[Provided records — start]

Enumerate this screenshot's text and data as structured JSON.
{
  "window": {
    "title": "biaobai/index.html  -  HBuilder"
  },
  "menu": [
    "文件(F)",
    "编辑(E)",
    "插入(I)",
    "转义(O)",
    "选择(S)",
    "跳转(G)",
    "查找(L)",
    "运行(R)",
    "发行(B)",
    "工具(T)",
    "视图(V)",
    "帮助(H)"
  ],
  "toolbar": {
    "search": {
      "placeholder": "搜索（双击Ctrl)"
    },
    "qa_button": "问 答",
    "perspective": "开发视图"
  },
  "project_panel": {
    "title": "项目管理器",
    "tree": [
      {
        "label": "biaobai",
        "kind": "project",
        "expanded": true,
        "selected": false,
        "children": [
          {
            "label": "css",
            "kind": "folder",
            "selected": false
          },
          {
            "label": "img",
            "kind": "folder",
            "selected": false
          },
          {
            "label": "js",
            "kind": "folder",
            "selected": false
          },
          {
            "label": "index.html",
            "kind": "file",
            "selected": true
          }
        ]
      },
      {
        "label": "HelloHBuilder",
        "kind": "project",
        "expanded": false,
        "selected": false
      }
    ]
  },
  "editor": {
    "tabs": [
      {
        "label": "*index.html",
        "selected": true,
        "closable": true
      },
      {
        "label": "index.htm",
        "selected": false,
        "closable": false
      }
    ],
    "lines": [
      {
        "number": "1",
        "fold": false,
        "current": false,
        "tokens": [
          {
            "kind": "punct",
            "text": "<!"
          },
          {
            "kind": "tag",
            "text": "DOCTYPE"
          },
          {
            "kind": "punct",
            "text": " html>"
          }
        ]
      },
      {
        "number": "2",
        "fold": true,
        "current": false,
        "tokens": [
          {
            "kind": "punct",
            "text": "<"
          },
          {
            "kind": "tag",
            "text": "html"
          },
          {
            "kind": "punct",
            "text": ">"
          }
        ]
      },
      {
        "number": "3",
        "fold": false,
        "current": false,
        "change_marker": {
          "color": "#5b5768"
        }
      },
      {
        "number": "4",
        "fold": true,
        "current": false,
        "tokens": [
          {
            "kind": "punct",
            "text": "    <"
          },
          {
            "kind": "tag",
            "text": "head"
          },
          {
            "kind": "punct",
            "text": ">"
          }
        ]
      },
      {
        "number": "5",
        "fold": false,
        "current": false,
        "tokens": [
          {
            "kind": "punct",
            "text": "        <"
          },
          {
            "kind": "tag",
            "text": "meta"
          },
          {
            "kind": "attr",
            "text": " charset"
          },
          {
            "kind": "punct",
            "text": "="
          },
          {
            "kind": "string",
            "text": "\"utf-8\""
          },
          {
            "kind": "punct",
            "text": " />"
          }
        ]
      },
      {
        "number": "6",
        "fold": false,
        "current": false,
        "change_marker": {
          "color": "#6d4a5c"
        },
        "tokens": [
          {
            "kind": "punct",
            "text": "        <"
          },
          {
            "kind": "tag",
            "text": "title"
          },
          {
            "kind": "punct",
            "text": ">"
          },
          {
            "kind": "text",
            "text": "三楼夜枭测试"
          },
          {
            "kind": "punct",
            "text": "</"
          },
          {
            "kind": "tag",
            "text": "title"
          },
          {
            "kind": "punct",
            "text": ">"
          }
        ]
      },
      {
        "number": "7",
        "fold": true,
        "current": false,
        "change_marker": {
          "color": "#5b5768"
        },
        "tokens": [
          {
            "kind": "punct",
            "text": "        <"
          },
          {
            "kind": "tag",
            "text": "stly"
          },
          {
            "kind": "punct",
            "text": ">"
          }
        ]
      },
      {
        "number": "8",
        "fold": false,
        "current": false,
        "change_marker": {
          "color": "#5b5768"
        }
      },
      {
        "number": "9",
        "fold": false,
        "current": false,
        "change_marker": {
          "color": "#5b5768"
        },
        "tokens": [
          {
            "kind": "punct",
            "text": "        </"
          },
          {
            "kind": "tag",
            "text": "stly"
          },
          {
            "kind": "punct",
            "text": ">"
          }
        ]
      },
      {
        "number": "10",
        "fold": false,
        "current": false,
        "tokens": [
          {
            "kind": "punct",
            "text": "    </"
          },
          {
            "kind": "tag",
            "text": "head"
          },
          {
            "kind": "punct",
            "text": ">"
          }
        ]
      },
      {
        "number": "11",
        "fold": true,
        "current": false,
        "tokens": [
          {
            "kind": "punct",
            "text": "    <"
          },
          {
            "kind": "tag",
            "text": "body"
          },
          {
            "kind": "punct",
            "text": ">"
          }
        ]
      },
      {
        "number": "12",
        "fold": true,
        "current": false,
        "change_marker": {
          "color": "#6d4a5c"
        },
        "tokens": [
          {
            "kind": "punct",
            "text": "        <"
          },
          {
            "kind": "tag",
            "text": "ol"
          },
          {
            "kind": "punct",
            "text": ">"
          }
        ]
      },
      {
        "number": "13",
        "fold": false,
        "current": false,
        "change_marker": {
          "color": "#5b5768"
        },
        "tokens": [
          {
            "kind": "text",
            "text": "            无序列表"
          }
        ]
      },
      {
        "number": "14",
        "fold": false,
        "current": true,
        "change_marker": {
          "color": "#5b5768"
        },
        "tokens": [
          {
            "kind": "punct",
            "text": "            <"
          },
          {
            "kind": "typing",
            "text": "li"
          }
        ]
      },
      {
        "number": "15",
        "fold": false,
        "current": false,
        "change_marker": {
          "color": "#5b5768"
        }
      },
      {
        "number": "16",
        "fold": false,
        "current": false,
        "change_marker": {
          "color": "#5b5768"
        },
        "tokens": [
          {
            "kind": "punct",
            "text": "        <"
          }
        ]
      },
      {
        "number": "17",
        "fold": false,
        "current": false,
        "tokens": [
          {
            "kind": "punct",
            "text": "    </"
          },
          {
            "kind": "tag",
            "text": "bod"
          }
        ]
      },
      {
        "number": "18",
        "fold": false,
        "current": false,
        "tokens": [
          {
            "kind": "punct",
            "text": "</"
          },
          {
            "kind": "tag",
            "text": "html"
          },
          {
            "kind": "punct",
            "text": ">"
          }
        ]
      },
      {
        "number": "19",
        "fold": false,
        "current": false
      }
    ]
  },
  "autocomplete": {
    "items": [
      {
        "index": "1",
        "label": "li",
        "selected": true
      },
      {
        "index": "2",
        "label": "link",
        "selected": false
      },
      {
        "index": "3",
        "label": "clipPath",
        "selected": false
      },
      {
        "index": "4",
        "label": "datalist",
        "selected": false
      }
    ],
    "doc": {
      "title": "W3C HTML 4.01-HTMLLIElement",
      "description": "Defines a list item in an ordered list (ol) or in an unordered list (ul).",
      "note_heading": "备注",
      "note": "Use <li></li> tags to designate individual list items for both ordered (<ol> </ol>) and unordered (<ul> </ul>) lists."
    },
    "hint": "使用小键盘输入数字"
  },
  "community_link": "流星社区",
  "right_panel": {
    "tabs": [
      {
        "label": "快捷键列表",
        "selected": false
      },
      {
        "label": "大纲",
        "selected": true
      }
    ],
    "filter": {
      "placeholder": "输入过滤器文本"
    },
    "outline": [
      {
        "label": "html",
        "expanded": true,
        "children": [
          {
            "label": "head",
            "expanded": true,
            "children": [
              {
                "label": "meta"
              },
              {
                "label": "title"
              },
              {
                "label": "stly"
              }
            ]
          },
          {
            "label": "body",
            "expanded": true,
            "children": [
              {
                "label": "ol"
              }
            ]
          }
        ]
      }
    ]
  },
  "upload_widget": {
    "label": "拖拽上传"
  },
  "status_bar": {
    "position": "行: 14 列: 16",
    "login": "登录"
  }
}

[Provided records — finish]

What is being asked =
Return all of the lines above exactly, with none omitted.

Your solution =
Enumerate this screenshot's text and data as structured JSON.
{
  "window": {
    "title": "biaobai/index.html  -  HBuilder"
  },
  "menu": [
    "文件(F)",
    "编辑(E)",
    "插入(I)",
    "转义(O)",
    "选择(S)",
    "跳转(G)",
    "查找(L)",
    "运行(R)",
    "发行(B)",
    "工具(T)",
    "视图(V)",
    "帮助(H)"
  ],
  "toolbar": {
    "search": {
      "placeholder": "搜索（双击Ctrl)"
    },
    "qa_button": "问 答",
    "perspective": "开发视图"
  },
  "project_panel": {
    "title": "项目管理器",
    "tree": [
      {
        "label": "biaobai",
        "kind": "project",
        "expanded": true,
        "selected": false,
        "children": [
          {
            "label": "css",
            "kind": "folder",
            "selected": false
          },
          {
            "label": "img",
            "kind": "folder",
            "selected": false
          },
          {
            "label": "js",
            "kind": "folder",
            "selected": false
          },
          {
            "label": "index.html",
            "kind": "file",
            "selected": true
          }
        ]
      },
      {
        "label": "HelloHBuilder",
        "kind": "project",
        "expanded": false,
        "selected": false
      }
    ]
  },
  "editor": {
    "tabs": [
      {
        "label": "*index.html",
        "selected": true,
        "closable": true
      },
      {
        "label": "index.htm",
        "selected": false,
        "closable": false
      }
    ],
    "lines": [
      {
        "number": "1",
        "fold": false,
        "current": false,
        "tokens": [
          {
            "kind": "punct",
            "text": "<!"
          },
          {
            "kind": "tag",
            "text": "DOCTYPE"
          },
          {
            "kind": "punct",
            "text": " html>"
          }
        ]
      },
      {
        "number": "2",
        "fold": true,
        "current": false,
        "tokens": [
          {
            "kind": "punct",
            "text": "<"
          },
          {
            "kind": "tag",
            "text": "html"
          },
          {
            "kind": "punct",
            "text": ">"
          }
        ]
      },
      {
        "number": "3",
        "fold": false,
        "current": false,
        "change_marker": {
          "color": "#5b5768"
        }
      },
      {
        "number": "4",
        "fold": true,
        "current": false,
        "tokens": [
          {
            "kind": "punct",
            "text": "    <"
          },
          {
            "kind": "tag",
            "text": "head"
          },
          {
            "kind": "punct",
            "text": ">"
          }
        ]
      },
      {
        "number": "5",
        "fold": false,
        "current": false,
        "tokens": [
          {
            "kind": "punct",
            "text": "        <"
          },
          {
            "kind": "tag",
            "text": "meta"
          },
          {
            "kind": "attr",
            "text": " charset"
          },
          {
            "kind": "punct",
            "text": "="
          },
          {
            "kind": "string",
            "text": "\"utf-8\""
          },
          {
            "kind": "punct",
            "text": " />"
          }
        ]
      },
      {
        "number": "6",
        "fold": false,
        "current": false,
        "change_marker": {
          "color": "#6d4a5c"
        },
        "tokens": [
          {
            "kind": "punct",
            "text": "        <"
          },
          {
            "kind": "tag",
            "text": "title"
          },
          {
            "kind": "punct",
            "text": ">"
          },
          {
            "kind": "text",
            "text": "三楼夜枭测试"
          },
          {
            "kind": "punct",
            "text": "</"
          },
          {
            "kind": "tag",
            "text": "title"
          },
          {
            "kind": "punct",
            "text": ">"
          }
        ]
      },
      {
        "number": "7",
        "fold": true,
        "current": false,
        "change_marker": {
          "color": "#5b5768"
        },
        "tokens": [
          {
            "kind": "punct",
            "text": "        <"
          },
          {
            "kind": "tag",
            "text": "stly"
          },
          {
            "kind": "punct",
            "text": ">"
          }
        ]
      },
      {
        "number": "8",
        "fold": false,
        "current": false,
        "change_marker": {
          "color": "#5b5768"
        }
      },
      {
        "number": "9",
        "fold": false,
        "current": false,
        "change_marker": {
          "color": "#5b5768"
        },
        "tokens": [
          {
            "kind": "punct",
            "text": "        </"
          },
          {
            "kind": "tag",
            "text": "stly"
          },
          {
            "kind": "punct",
            "text": ">"
          }
        ]
      },
      {
        "number": "10",
        "fold": false,
        "current": false,
        "tokens": [
          {
            "kind": "punct",
            "text": "    </"
          },
          {
            "kind": "tag",
            "text": "head"
          },
          {
            "kind": "punct",
            "text": ">"
          }
        ]
      },
      {
        "number": "11",
        "fold": true,
        "current": false,
        "tokens": [
          {
            "kind": "punct",
            "text": "    <"
          },
          {
            "kind": "tag",
            "text": "body"
          },
          {
            "kind": "punct",
            "text": ">"
          }
        ]
      },
      {
        "number": "12",
        "fold": true,
        "current": false,
        "change_marker": {
          "color": "#6d4a5c"
        },
        "tokens": [
          {
            "kind": "punct",
            "text": "        <"
          },
          {
            "kind": "tag",
            "text": "ol"
          },
          {
            "kind": "punct",
            "text": ">"
          }
        ]
      },
      {
        "number": "13",
        "fold": false,
        "current": false,
        "change_marker": {
          "color": "#5b5768"
        },
        "tokens": [
          {
            "kind": "text",
            "text": "            无序列表"
          }
        ]
      },
      {
        "number": "14",
        "fold": false,
        "current": true,
        "change_marker": {
          "color": "#5b5768"
        },
        "tokens": [
          {
            "kind": "punct",
            "text": "            <"
          },
          {
            "kind": "typing",
            "text": "li"
          }
        ]
      },
      {
        "number": "15",
        "fold": false,
        "current": false,
        "change_marker": {
          "color": "#5b5768"
        }
      },
      {
        "number": "16",
        "fold": false,
        "current": false,
        "change_marker": {
          "color": "#5b5768"
        },
        "tokens": [
          {
            "kind": "punct",
            "text": "        <"
          }
        ]
      },
      {
        "number": "17",
        "fold": false,
        "current": false,
        "tokens": [
          {
            "kind": "punct",
            "text": "    </"
          },
          {
            "kind": "tag",
            "text": "bod"
          }
        ]
      },
      {
        "number": "18",
        "fold": false,
        "current": false,
        "tokens": [
          {
            "kind": "punct",
            "text": "</"
          },
          {
            "kind": "tag",
            "text": "html"
          },
          {
            "kind": "punct",
            "text": ">"
          }
        ]
      },
      {
        "number": "19",
        "fold": false,
        "current": false
      }
    ]
  },
  "autocomplete": {
    "items": [
      {
        "index": "1",
        "label": "li",
        "selected": true
      },
      {
        "index": "2",
        "label": "link",
        "selected": false
      },
      {
        "index": "3",
        "label": "clipPath",
        "selected": false
      },
      {
        "index": "4",
        "label": "datalist",
        "selected": false
      }
    ],
    "doc": {
      "title": "W3C HTML 4.01-HTMLLIElement",
      "description": "Defines a list item in an ordered list (ol) or in an unordered list (ul).",
      "note_heading": "备注",
      "note": "Use <li></li> tags to designate individual list items for both ordered (<ol> </ol>) and unordered (<ul> </ul>) lists."
    },
    "hint": "使用小键盘输入数字"
  },
  "community_link": "流星社区",
  "right_panel": {
    "tabs": [
      {
        "label": "快捷键列表",
        "selected": false
      },
      {
        "label": "大纲",
        "selected": true
      }
    ],
    "filter": {
      "placeholder": "输入过滤器文本"
    },
    "outline": [
      {
        "label": "html",
        "expanded": true,
        "children": [
          {
            "label": "head",
            "expanded": true,
            "children": [
              {
                "label": "meta"
              },
              {
                "label": "title"
              },
              {
                "label": "stly"
              }
            ]
          },
          {
            "label": "body",
            "expanded": true,
            "children": [
              {
                "label": "ol"
              }
            ]
          }
        ]
      }
    ]
  },
  "upload_widget": {
    "label": "拖拽上传"
  },
  "status_bar": {
    "position": "行: 14 列: 16",
    "login": "登录"
  }
}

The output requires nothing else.